FRITZ SUTER of Van Nuys, California is an expressionist painter as seen in his work called “Four Guys”. The abstraction works well and the idea of four guys standing together gives a kind of strength to the sixty foot tall painting.
THOMAS TEAMOH of Chongging City, China could be called a true colorist. All of his digital photographs are quite colorful. Of particular note is the piece “#6 Color Movements” in that the arrangement seems to work well in a controlled yet whimsical balance.
LANCE TURNER of Morgonton, North Carolina works with the grid format to achieve a very strong and large work in his acrylic and powdered pigment work “Big Tad According to Pi”. Also quite accomplished is his other acrylic and oil piece called “Courtnay” with the fine patterning and the shaped canvases.
COREY WEST of Sonora, California has a delicate, soft colored mixed media work entitled “Kiss” wherein two images come together in the center as if to kiss one another.
ANNETTE ZALANOWSKI of Altoona, Pennsylvania masters detailing with a fine delicacy. Her mixed media work “Birthing” is wonderful with the curvilinear arrangement of the human forms.

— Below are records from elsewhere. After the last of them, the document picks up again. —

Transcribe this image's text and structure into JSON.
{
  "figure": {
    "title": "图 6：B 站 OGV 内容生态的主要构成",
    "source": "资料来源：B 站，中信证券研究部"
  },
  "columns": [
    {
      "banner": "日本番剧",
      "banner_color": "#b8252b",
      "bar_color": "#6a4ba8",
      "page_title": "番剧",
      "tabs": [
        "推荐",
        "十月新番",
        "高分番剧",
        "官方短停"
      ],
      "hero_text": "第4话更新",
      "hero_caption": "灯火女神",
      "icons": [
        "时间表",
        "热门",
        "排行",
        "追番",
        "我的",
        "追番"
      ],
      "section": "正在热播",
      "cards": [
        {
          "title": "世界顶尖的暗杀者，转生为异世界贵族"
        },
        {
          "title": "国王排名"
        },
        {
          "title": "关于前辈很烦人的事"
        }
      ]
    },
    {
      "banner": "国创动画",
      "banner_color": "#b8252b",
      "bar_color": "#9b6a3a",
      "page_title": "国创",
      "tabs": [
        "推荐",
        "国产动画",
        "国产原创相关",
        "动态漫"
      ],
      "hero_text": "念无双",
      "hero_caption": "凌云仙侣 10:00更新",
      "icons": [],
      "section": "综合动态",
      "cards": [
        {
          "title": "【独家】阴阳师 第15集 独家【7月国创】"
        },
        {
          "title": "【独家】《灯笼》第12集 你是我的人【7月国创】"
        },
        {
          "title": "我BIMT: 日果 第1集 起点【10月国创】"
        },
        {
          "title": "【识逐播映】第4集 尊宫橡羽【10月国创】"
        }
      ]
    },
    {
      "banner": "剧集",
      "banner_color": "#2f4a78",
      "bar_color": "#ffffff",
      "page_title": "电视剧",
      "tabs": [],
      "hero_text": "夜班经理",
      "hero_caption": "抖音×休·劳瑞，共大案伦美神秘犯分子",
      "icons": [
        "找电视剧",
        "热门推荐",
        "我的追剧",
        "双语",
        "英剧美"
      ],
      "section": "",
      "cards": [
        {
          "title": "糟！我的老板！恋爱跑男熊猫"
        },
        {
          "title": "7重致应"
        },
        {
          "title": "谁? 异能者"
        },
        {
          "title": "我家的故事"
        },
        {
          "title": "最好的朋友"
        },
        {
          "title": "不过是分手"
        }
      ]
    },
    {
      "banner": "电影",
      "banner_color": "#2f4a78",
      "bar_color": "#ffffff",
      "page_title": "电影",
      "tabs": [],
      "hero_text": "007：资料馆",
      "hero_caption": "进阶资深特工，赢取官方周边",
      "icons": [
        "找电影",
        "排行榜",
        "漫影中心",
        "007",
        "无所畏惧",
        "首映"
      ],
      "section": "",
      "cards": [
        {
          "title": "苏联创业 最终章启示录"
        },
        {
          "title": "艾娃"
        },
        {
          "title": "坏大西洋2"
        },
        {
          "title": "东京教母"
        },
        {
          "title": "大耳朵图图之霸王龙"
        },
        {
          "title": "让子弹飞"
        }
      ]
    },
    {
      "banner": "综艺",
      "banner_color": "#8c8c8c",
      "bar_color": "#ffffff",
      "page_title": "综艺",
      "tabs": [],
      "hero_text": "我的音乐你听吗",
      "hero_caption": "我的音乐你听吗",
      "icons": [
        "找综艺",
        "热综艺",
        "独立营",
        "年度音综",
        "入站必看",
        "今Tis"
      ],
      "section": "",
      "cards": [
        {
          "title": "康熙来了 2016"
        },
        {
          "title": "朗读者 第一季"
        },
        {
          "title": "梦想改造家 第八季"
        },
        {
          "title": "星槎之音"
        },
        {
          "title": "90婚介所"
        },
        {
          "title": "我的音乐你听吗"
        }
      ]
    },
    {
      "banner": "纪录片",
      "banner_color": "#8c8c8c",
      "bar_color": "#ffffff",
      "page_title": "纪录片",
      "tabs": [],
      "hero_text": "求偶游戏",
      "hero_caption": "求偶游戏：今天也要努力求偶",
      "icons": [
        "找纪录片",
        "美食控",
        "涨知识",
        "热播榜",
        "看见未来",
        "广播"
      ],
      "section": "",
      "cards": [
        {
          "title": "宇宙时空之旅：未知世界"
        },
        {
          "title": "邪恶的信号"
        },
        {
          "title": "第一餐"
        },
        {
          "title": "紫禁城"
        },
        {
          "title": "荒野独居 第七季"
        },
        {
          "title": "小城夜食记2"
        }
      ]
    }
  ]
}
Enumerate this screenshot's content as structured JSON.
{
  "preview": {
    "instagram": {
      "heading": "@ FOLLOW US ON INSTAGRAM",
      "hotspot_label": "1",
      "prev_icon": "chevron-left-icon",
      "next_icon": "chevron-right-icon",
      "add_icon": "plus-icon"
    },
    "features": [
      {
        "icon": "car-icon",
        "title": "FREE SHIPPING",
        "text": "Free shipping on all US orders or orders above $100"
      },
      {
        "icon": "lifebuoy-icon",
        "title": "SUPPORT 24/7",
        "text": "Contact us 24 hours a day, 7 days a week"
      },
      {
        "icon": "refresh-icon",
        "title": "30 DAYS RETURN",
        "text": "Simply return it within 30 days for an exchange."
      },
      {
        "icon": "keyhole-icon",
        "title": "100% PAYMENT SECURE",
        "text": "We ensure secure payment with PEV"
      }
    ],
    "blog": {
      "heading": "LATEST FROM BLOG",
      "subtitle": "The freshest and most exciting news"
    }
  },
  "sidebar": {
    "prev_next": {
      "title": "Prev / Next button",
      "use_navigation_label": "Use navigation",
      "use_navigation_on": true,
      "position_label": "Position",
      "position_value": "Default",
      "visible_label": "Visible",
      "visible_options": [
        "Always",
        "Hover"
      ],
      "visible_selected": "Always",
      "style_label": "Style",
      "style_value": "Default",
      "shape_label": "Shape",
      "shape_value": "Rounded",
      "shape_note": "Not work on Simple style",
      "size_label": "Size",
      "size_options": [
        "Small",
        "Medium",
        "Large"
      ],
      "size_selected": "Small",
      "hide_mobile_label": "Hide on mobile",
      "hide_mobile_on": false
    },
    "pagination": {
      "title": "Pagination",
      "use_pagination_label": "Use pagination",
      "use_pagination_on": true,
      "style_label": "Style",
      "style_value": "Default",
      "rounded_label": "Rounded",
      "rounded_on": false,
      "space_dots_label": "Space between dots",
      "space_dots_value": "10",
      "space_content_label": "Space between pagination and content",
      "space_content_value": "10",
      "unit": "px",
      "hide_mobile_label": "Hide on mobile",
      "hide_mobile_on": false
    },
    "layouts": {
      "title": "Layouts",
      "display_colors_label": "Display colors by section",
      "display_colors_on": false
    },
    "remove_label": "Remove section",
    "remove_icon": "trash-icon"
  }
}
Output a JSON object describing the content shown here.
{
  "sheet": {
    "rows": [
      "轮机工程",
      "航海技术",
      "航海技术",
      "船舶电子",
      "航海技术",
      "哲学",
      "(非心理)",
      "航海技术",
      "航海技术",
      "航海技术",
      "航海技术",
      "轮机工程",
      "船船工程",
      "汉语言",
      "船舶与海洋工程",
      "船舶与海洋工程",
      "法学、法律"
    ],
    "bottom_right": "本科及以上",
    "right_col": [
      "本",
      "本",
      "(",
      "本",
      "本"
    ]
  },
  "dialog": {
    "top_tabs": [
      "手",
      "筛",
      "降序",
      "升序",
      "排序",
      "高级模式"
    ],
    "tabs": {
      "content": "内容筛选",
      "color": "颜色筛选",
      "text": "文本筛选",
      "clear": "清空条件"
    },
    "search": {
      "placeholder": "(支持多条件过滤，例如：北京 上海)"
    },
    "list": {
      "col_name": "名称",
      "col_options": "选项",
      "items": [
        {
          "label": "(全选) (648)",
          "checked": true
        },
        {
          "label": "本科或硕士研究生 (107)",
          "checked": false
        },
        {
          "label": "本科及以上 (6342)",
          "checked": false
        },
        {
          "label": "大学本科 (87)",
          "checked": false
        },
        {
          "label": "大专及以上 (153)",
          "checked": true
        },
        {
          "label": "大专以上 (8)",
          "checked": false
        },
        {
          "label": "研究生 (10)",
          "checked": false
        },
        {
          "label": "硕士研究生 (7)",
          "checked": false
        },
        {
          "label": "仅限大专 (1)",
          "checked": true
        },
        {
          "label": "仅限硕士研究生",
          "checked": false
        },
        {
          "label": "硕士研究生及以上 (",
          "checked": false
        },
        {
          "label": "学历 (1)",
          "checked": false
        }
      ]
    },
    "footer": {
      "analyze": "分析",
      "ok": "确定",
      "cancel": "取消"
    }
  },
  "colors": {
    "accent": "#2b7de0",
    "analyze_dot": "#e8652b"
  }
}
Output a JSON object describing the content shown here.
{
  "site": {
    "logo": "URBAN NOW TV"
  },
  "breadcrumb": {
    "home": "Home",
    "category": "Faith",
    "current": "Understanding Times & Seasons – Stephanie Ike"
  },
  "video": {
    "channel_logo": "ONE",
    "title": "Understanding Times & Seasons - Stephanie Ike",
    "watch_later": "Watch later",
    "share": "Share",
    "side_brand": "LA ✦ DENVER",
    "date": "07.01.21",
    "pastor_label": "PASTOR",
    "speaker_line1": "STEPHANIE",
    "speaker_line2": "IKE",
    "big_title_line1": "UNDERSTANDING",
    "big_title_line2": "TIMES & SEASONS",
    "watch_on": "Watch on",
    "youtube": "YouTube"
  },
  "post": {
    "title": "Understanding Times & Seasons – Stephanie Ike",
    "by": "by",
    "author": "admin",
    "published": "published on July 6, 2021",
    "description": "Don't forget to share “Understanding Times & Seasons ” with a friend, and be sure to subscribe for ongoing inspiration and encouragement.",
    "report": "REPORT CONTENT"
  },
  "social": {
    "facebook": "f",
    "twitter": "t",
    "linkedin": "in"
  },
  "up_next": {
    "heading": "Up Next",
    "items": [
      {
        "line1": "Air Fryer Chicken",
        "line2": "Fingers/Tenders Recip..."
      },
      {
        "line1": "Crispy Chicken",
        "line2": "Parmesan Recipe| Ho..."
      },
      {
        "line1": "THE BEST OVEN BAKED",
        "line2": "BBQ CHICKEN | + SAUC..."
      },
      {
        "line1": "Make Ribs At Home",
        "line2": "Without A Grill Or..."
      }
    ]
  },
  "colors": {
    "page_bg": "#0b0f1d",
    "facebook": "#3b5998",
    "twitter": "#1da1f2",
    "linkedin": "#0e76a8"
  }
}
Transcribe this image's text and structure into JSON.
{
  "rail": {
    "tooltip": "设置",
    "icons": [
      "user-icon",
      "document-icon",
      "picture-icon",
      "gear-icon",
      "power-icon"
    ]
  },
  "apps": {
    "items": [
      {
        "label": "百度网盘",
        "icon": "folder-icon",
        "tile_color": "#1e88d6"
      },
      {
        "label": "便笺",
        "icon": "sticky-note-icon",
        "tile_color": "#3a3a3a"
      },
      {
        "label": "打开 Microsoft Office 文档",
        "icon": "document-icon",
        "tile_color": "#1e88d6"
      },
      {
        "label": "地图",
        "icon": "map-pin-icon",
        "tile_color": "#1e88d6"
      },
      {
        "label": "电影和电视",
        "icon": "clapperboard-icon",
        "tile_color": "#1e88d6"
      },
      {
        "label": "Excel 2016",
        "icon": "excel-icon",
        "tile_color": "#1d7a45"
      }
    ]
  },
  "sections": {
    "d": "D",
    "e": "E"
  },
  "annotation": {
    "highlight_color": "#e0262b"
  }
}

KRISTINA ZALLINGER of Hamden, Connecticut has three marvelous acrylic paintings that are so delightful. “Jolly Green Garden”, “Frisbee” and “The Golden Age of Color” are all so engaging in all the colors and the shapes throughout.
So there you have it. All of these artists selected this year have stepped up to achieving a high level of artistry that grace the lives of many and hopefully by showcasing them in this venue, others will benefit indeed in seeing these works online.
We wish you all the very best!
Professor of Art, Curator of Upstream People Gallery